09 Oct 2019

Going Deeper: Understanding the branded content pre-production process, part two

This post is part of an ongoing series called Going Deeper where we look at branded content production through the lens of the world’s most important question: why.

Last week we started looking at what the pre-production process can look like for branded content. This week we’ll wrap up pre-production with some of the other things going on behind the scenes.

Some of our favorite repeat collaborators in Detroit

Assemble the crew

Next up, the production company will assemble the necessary crew. Let’s say for the Acmify job, the Producer, Director and Director of Photography will fly up from Los Angeles, bringing most of the necessary equipment with them. So they’ll need to hire some local folks to fill in the gaps, including an Assistant Camera, Audio Mixer, Gaffer, Drone Operator, Production Assistant and Hair/Makeup Artist. We’ll talk more about all of these roles under the Production section.

Production companies will often have trusted crew members that they like to work with, or they may choose specific crew members based on relevant experience on projects like yours. If bringing in freelance crew, your production company should have contracts with each that reflects relevant terms from your own contract. If in doubt, check in with your production company about their crew contracts.
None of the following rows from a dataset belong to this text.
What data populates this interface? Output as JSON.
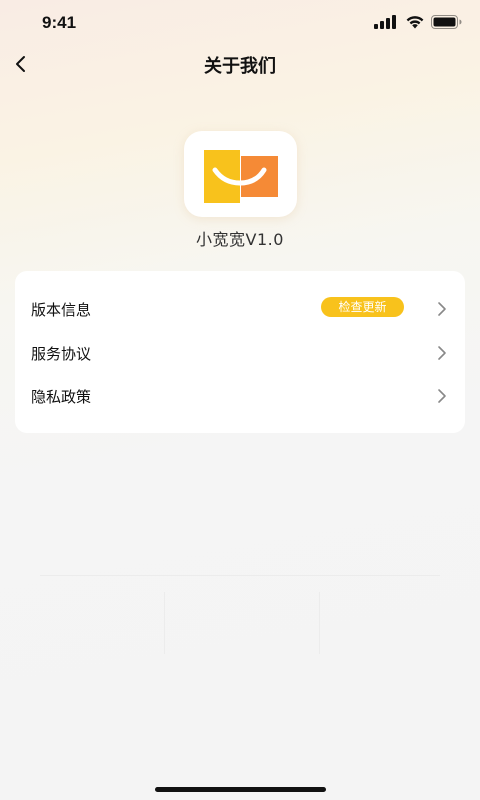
{
  "status_bar": {
    "time": "9:41"
  },
  "nav": {
    "title": "关于我们"
  },
  "app": {
    "name": "小宽宽V1.0",
    "logo_colors": {
      "yellow": "#f8c21c",
      "orange": "#f58a36"
    }
  },
  "menu": {
    "items": [
      {
        "label": "版本信息",
        "badge": "检查更新"
      },
      {
        "label": "服务协议"
      },
      {
        "label": "隐私政策"
      }
    ]
  },
  "colors": {
    "accent": "#f8c21c",
    "background": "#f5f5f5",
    "card": "#ffffff"
  }
}
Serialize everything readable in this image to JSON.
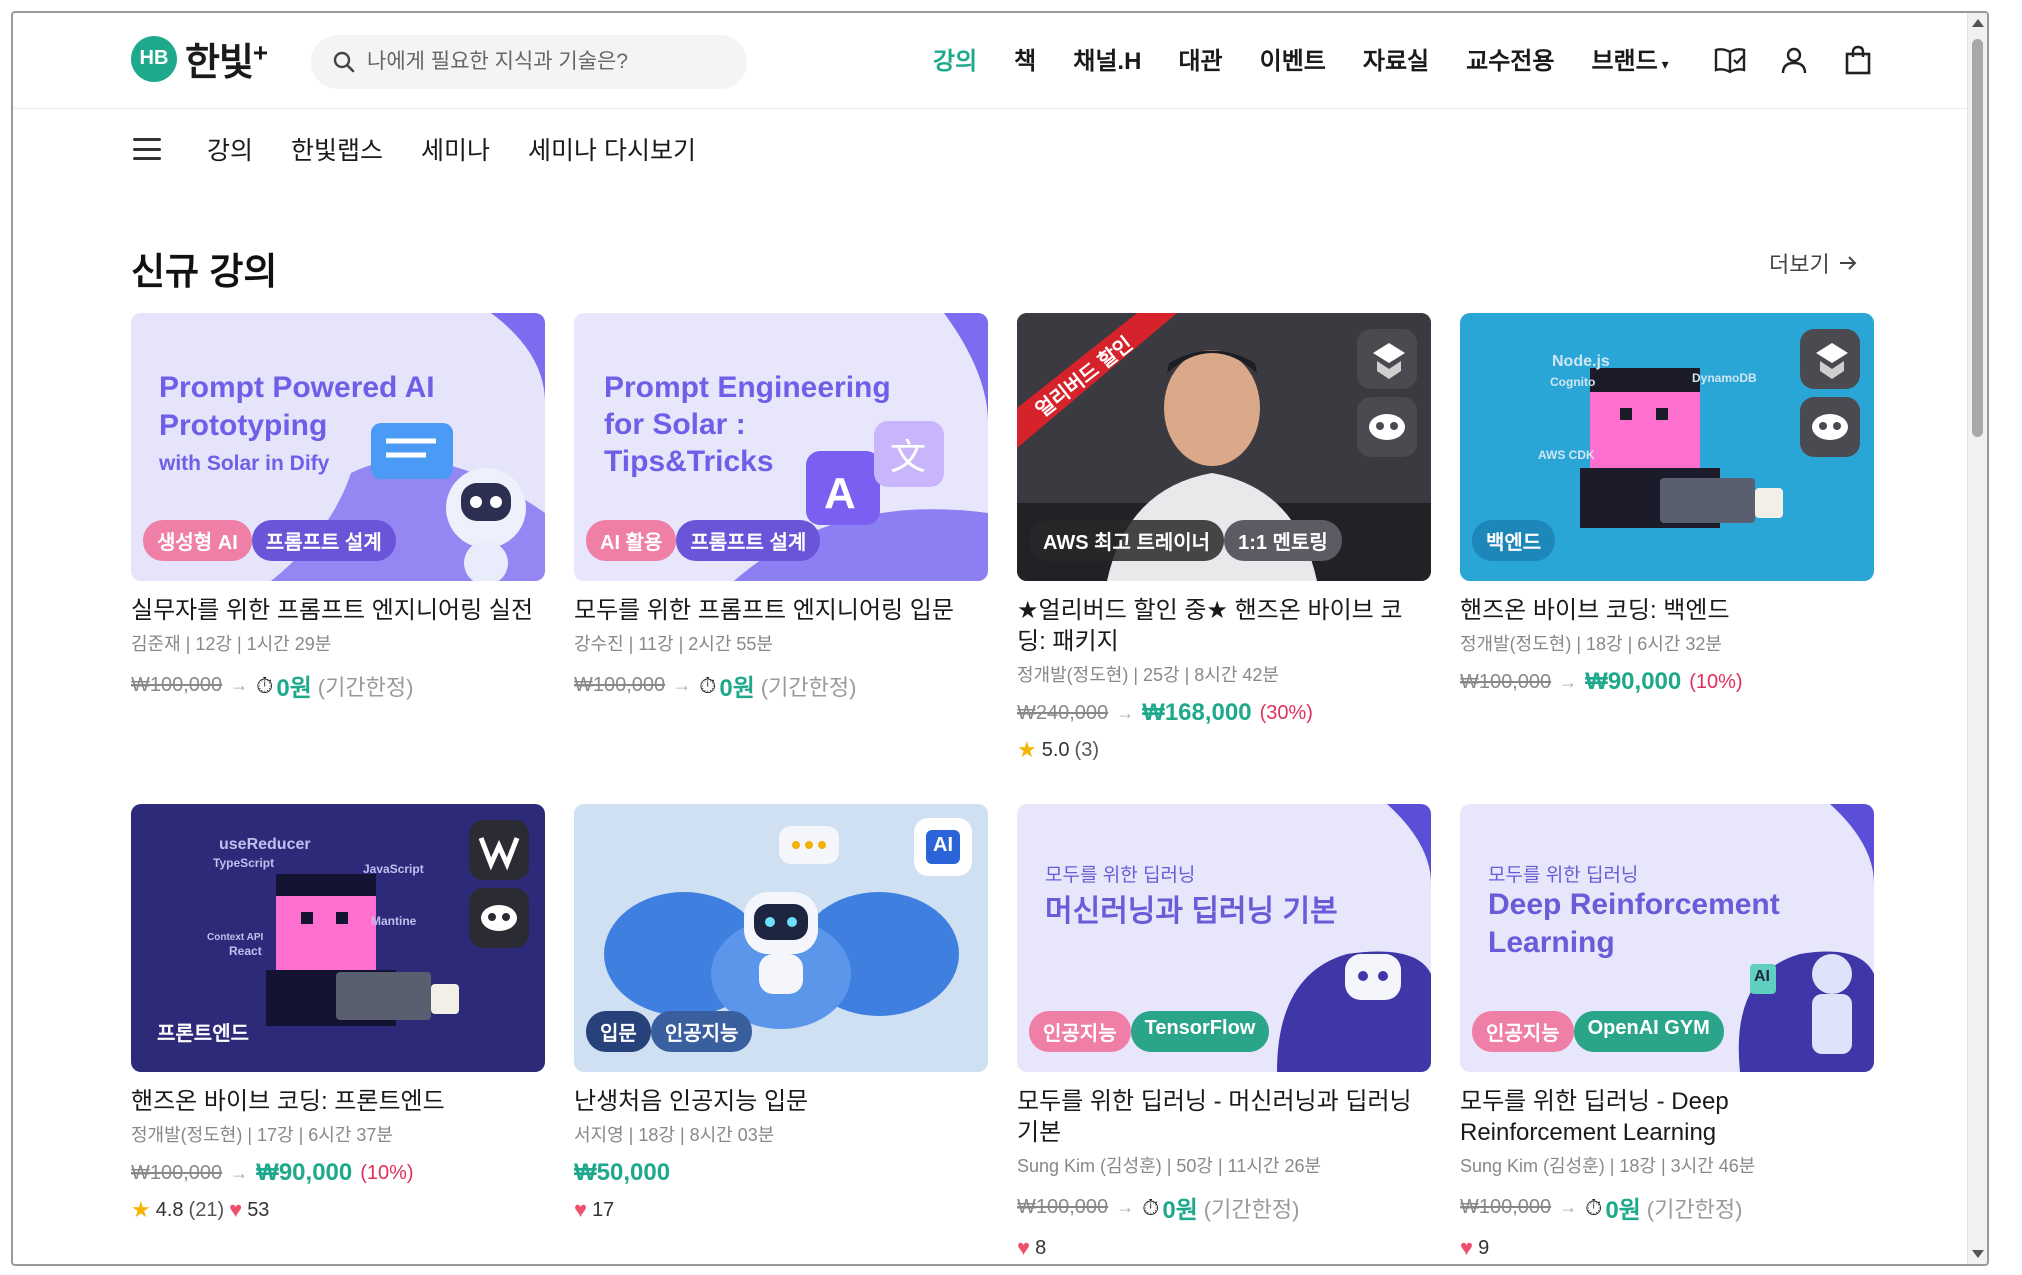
{
  "header": {
    "logo_mark": "HB",
    "logo_text": "한빛",
    "logo_plus": "+",
    "search_placeholder": "나에게 필요한 지식과 기술은?",
    "nav": [
      "강의",
      "책",
      "채널.H",
      "대관",
      "이벤트",
      "자료실",
      "교수전용",
      "브랜드"
    ],
    "active_nav": "강의"
  },
  "subnav": [
    "강의",
    "한빛랩스",
    "세미나",
    "세미나 다시보기"
  ],
  "section": {
    "title": "신규 강의",
    "more": "더보기"
  },
  "colors": {
    "accent": "#1fa98c",
    "discount": "#e0305a",
    "heart": "#f0506e",
    "star": "#f5b400"
  },
  "courses": [
    {
      "thumb_lines": [
        "Prompt Powered AI",
        "Prototyping",
        "with Solar in Dify"
      ],
      "tags": [
        "생성형 AI",
        "프롬프트 설계"
      ],
      "title": "실무자를 위한 프롬프트 엔지니어링 실전",
      "meta": "김준재 | 12강 | 1시간 29분",
      "orig": "₩100,000",
      "price": "0원",
      "note": "(기간한정)",
      "pct": ""
    },
    {
      "thumb_lines": [
        "Prompt Engineering",
        "for Solar :",
        "Tips&Tricks"
      ],
      "tags": [
        "AI 활용",
        "프롬프트 설계"
      ],
      "title": "모두를 위한 프롬프트 엔지니어링 입문",
      "meta": "강수진 | 11강 | 2시간 55분",
      "orig": "₩100,000",
      "price": "0원",
      "note": "(기간한정)",
      "pct": ""
    },
    {
      "ribbon": "얼리버드 할인",
      "tags": [
        "AWS 최고 트레이너",
        "1:1 멘토링"
      ],
      "title": "★얼리버드 할인 중★ 핸즈온 바이브 코딩: 패키지",
      "meta": "정개발(정도현) | 25강 | 8시간 42분",
      "orig": "₩240,000",
      "price": "₩168,000",
      "note": "",
      "pct": "(30%)",
      "rating": "5.0",
      "rating_count": "(3)"
    },
    {
      "thumb_labels": [
        "Node.js",
        "Cognito",
        "DynamoDB",
        "AWS CDK"
      ],
      "tags": [
        "백엔드"
      ],
      "title": "핸즈온 바이브 코딩: 백엔드",
      "meta": "정개발(정도현) | 18강 | 6시간 32분",
      "orig": "₩100,000",
      "price": "₩90,000",
      "note": "",
      "pct": "(10%)"
    },
    {
      "thumb_labels": [
        "useReducer",
        "TypeScript",
        "JavaScript",
        "Mantine",
        "Context API",
        "React"
      ],
      "tags": [
        "프론트엔드"
      ],
      "title": "핸즈온 바이브 코딩: 프론트엔드",
      "meta": "정개발(정도현) | 17강 | 6시간 37분",
      "orig": "₩100,000",
      "price": "₩90,000",
      "note": "",
      "pct": "(10%)",
      "rating": "4.8",
      "rating_count": "(21)",
      "likes": "53"
    },
    {
      "badge": "AI",
      "tags": [
        "입문",
        "인공지능"
      ],
      "title": "난생처음 인공지능 입문",
      "meta": "서지영 | 18강 | 8시간 03분",
      "orig": "",
      "price": "₩50,000",
      "note": "",
      "pct": "",
      "likes": "17"
    },
    {
      "thumb_lines": [
        "모두를 위한 딥러닝",
        "머신러닝과 딥러닝 기본"
      ],
      "tags": [
        "인공지능",
        "TensorFlow"
      ],
      "title": "모두를 위한 딥러닝 - 머신러닝과 딥러닝 기본",
      "meta": "Sung Kim (김성훈) | 50강 | 11시간 26분",
      "orig": "₩100,000",
      "price": "0원",
      "note": "(기간한정)",
      "pct": "",
      "likes": "8"
    },
    {
      "thumb_lines": [
        "모두를 위한 딥러닝",
        "Deep Reinforcement",
        "Learning"
      ],
      "badge": "AI",
      "tags": [
        "인공지능",
        "OpenAI GYM"
      ],
      "title": "모두를 위한 딥러닝 - Deep Reinforcement Learning",
      "meta": "Sung Kim (김성훈) | 18강 | 3시간 46분",
      "orig": "₩100,000",
      "price": "0원",
      "note": "(기간한정)",
      "pct": "",
      "likes": "9"
    }
  ]
}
We don’t always take goofy group selfies at the end of shoots… oh, no, wait, we totally do.

Gear up

Also in pre-production, the Director of Photography, in collaboration with the Director, will determine what equipment is needed to pull the shoot off. This is a big moment where the production company asking why? There’s often more than one ‘right’ piece of equipment to use and it’s important to ask questions about story and tone to choose the right equipment for the job. What kind of lenses to use? Vintage lenses can give a dreamier, less crisp image and maybe that’s right here. Maybe it’s not – maybe you want this to feel very sharp and modern. What about camera movement? Aerial shots? What kind of lighting will help tell this story most effectively?

Many companies have some standard equipment that is used on every shoot: camera, lights, tripods, batteries, but since the brief mentioned that Acmify wants this video to look cinematic, the company could make the choice to rent vintage cinema lenses and additional lighting. The DP will contact rental houses in the Bay area to lock those in.

We’re contemplating buying shares in SmarteCarte (I think it’s pronounced smartee-cartee)

Choose interview locations

If it’s not possible to do a location scout, like in this example where the key crew members aren’t located local to the shooting locations, the Director and DP will also ask the client for photos – smartphone snaps are fine for this – of the filming locations. They’ll need to decide on suitable spaces to conduct the interviews and get a sense of what the b-roll setups look like.

Choosing an interview location is a fine art, and something that typically needs to be done in conjunction with someone on the client side who knows the locations and can make sure they’re booked out for the shoot.

The primary concern for interviews is somewhere that will sound good. That means that there’s not a lot of external noise like passing traffic, nearby construction or manufacturing noise from the factory.

Additionally, you will want somewhere that looks interesting. Often conference rooms are chosen because they’re the best option for audio, but that can end up looking boring on camera. Many clients think that rooms with large windows looking out onto a view are a good option, but this typically requires bringing in a lot more powerful lighting, and if you’re doing a long interview, it can lead to challenges as the natural light changes throughout the day.

Ideally, the client can present a few different options, with a few smartphone snaps and an assessment of noise levels.

Book travel

Finally, the Producer will handle all of the travel arrangements for the core team, including flights, hotels and car rental.

Phew. It’s a lot of work, but it should make the next two phases go as smoothly as possible.

The client’s responsibilities

And what about the role for you, the client, in pre-production? What do you need to do?

Firstly, be as transparent as possible with your production partner. Make sure that they know everything that you know that could be pertinent to the project.

Second, be sure to read and review all documentation that is sent to you, and don’t be afraid to ask questions if something feels wrong or misaligned. Chances are, if it feels wrong now, it will look wrong on the screen later. As we’ve said before, this is the stage where making a change is the easiest.

Last, ensure that anyone on your side who will weigh in on the final video is fully engaged with the process now. Don’t wait to explain to someone what is planned until after the shoot, because then it will be too late to pivot if they don’t like something. This is what we call a ghost client, the person who you don’t hear from until you’re in post-production and they have an issue with something that might be too late or too expensive to fix.

Next week we’re moving on to production, and we’ll kick off by looking at what everyone does. Want to know what the heck a gaffer is? Stay tuned.